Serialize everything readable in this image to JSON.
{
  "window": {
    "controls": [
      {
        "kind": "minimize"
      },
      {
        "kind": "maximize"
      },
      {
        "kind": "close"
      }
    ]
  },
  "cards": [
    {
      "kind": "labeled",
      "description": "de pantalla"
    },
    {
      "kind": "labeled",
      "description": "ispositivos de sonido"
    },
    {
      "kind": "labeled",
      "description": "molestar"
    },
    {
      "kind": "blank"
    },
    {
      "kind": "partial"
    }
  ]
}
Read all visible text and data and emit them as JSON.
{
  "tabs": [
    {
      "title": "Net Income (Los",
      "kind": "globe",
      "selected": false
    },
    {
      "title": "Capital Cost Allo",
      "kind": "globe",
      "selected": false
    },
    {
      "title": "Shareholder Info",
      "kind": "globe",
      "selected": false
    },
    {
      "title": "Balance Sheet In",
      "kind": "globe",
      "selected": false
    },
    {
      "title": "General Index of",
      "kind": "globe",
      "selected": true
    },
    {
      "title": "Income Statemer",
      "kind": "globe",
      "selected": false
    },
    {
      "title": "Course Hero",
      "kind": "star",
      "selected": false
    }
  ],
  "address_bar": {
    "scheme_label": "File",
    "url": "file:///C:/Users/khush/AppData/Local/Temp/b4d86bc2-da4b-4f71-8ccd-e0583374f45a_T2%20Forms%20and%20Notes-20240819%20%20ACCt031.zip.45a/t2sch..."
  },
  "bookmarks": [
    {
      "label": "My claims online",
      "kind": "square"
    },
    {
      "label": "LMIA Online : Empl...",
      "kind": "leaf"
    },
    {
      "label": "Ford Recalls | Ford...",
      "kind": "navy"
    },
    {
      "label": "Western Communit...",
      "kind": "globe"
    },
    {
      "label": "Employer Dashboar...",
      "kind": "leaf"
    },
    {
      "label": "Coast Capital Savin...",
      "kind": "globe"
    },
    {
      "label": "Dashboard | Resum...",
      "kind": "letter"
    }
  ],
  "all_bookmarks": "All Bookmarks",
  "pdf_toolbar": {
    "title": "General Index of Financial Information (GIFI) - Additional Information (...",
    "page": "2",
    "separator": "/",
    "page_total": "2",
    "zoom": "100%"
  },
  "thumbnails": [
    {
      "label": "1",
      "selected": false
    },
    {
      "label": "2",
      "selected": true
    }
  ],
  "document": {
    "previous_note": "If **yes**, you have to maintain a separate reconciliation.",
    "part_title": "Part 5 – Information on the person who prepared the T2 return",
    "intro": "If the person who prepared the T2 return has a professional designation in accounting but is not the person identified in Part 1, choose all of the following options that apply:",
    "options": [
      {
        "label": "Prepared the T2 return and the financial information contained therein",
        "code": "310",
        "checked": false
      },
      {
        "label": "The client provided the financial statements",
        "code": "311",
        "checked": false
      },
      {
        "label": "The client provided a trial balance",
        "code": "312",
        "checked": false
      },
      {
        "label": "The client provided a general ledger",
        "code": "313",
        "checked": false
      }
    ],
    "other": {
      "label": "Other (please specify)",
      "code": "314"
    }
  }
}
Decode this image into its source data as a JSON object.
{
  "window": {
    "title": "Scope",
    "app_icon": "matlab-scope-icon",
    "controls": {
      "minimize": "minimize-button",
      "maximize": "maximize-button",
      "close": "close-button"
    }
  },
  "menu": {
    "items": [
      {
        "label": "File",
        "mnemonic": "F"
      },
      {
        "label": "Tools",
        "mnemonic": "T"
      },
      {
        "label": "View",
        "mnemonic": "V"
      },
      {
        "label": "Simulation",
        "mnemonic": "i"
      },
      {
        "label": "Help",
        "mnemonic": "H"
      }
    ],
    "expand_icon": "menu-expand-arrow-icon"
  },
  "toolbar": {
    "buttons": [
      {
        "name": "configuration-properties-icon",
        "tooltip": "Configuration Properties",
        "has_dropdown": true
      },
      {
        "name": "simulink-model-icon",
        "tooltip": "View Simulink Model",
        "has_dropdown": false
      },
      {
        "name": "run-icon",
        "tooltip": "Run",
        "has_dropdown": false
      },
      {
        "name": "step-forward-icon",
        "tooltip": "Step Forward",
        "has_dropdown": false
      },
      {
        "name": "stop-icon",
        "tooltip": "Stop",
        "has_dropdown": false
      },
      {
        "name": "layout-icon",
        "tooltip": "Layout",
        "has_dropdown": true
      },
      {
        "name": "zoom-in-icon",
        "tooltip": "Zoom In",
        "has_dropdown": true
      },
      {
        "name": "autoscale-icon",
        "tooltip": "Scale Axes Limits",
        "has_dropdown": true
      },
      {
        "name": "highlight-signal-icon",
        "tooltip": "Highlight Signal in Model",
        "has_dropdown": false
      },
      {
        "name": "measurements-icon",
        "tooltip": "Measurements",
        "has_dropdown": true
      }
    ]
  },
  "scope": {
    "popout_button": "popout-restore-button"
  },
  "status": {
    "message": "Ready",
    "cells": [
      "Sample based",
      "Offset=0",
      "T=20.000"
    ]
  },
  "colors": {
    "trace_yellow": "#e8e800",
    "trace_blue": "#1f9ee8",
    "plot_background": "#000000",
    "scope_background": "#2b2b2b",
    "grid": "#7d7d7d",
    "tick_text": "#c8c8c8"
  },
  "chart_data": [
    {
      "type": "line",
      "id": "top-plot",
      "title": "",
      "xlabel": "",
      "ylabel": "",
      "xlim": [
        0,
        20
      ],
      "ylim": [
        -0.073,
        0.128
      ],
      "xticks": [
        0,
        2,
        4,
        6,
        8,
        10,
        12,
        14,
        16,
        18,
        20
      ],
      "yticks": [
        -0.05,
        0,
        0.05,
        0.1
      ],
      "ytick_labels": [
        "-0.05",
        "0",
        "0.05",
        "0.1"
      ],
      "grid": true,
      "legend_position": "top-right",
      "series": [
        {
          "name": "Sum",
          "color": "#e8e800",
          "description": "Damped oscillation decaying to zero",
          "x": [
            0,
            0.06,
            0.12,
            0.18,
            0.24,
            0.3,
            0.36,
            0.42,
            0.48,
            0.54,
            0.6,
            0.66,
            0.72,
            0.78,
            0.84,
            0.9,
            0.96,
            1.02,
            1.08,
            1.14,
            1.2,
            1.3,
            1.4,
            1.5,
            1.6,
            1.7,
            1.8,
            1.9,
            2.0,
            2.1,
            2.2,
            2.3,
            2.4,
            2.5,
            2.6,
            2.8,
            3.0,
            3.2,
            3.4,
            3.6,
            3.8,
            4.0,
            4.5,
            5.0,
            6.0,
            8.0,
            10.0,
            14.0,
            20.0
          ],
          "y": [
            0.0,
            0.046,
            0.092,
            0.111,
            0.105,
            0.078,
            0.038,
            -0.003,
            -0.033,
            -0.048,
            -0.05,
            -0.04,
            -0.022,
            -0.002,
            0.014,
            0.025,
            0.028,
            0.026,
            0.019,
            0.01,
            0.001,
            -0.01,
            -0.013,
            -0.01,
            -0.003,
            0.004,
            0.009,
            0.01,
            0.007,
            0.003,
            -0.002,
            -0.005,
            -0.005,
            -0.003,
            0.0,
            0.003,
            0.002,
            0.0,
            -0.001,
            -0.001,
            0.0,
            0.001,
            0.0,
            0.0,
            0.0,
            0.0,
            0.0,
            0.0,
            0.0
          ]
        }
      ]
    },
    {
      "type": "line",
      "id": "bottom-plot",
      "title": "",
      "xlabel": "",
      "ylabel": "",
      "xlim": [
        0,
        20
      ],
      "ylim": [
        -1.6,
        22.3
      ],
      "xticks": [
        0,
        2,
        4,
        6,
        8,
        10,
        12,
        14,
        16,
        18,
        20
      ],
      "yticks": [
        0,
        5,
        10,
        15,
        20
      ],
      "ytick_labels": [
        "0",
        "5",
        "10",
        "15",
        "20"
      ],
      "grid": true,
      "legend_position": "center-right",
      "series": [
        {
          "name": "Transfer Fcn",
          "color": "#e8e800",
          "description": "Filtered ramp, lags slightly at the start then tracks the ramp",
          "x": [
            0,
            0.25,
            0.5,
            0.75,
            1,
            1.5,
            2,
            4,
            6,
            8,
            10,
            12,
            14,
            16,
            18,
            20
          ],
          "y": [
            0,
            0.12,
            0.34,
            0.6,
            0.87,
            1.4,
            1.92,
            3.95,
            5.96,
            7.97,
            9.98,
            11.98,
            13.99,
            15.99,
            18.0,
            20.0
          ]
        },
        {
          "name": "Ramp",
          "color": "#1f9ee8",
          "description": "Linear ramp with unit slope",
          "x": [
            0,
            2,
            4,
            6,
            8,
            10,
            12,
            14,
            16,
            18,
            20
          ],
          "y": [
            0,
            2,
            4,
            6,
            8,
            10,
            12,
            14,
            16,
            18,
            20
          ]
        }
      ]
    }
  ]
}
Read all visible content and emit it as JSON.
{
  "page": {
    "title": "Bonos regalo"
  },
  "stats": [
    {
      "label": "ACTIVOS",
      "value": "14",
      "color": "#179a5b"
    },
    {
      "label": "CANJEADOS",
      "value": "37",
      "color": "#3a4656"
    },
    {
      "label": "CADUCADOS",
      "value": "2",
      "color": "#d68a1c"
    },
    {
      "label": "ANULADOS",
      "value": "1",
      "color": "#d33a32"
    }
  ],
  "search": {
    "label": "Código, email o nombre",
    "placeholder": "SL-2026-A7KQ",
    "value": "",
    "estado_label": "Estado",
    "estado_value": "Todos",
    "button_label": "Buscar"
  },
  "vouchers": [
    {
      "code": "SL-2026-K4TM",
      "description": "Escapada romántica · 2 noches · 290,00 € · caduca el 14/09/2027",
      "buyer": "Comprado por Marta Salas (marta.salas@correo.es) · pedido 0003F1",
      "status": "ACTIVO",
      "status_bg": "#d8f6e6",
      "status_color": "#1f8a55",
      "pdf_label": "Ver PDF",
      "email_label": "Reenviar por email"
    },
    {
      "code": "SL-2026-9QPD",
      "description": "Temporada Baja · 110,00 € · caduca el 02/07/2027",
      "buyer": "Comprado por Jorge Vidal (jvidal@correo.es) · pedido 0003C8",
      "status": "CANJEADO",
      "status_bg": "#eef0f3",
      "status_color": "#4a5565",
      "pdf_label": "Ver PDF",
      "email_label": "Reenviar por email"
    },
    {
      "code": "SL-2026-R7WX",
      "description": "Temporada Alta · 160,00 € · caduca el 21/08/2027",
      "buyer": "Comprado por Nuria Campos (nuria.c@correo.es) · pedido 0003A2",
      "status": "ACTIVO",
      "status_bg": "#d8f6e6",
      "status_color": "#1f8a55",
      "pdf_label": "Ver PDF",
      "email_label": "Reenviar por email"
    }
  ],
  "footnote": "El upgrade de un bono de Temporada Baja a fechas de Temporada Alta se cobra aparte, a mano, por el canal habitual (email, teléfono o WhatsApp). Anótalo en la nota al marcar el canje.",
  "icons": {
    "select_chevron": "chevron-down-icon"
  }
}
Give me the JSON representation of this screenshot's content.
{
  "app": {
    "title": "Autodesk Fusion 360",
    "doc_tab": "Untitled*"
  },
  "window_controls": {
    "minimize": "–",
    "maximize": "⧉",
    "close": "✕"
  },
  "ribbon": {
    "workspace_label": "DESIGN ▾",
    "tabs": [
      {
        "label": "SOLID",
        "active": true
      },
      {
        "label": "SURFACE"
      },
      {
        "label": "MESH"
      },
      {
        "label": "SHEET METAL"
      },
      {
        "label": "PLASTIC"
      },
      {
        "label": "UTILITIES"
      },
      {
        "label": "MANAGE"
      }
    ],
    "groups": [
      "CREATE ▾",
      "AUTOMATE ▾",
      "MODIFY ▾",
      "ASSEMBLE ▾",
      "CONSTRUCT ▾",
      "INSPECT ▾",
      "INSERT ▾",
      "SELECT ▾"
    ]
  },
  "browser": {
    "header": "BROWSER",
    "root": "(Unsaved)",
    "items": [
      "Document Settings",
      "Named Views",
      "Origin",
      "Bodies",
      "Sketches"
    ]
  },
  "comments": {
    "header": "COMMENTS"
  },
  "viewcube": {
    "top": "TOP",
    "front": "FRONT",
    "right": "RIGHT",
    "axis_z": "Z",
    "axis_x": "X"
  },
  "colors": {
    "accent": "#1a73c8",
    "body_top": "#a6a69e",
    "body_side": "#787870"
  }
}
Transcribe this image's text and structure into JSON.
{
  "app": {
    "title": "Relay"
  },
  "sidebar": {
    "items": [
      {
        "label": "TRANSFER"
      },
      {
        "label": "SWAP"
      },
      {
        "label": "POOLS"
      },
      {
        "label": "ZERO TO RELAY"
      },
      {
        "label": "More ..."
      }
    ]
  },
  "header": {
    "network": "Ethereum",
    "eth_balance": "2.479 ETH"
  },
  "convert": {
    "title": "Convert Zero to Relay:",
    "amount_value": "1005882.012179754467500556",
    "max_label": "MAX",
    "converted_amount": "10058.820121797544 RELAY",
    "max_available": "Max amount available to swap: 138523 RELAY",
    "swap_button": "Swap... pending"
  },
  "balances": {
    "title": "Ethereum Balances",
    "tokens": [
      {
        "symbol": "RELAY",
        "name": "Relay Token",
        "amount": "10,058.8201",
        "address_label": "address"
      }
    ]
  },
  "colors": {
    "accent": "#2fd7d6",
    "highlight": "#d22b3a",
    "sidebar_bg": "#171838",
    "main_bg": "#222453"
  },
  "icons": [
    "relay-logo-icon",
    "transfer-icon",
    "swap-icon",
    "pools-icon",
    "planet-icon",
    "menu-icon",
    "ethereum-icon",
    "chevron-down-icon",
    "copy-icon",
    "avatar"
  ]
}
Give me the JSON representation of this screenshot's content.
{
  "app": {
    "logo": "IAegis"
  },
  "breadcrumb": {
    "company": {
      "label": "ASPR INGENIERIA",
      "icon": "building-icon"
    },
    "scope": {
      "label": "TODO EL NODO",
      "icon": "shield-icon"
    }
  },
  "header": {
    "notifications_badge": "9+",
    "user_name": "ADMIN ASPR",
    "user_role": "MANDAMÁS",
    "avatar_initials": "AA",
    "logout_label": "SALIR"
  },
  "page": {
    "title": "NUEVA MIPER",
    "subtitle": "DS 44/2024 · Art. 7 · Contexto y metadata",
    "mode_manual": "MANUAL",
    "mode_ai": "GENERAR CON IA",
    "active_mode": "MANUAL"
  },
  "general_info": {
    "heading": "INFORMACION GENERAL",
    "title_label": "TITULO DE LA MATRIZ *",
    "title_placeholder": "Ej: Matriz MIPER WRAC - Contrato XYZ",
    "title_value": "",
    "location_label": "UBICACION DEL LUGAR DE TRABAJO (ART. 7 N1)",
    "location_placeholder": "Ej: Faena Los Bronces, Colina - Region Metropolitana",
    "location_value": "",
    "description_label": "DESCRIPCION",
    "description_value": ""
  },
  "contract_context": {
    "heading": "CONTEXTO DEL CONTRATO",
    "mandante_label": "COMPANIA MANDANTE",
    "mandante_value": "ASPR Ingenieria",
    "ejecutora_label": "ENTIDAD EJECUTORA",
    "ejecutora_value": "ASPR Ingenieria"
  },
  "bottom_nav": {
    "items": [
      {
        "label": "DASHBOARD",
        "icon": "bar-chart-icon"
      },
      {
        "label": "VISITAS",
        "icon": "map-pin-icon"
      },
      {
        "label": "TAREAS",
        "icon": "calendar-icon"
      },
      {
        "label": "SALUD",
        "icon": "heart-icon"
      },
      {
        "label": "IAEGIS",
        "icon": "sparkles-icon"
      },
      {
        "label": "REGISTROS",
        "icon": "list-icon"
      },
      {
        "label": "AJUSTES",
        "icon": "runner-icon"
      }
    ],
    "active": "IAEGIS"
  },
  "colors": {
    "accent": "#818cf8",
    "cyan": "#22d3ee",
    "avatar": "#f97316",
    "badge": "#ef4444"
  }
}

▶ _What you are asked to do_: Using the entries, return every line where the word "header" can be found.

▶ _Your solution_:
    "header": "BROWSER",
    "header": "COMMENTS"
  "header": {
  "header": {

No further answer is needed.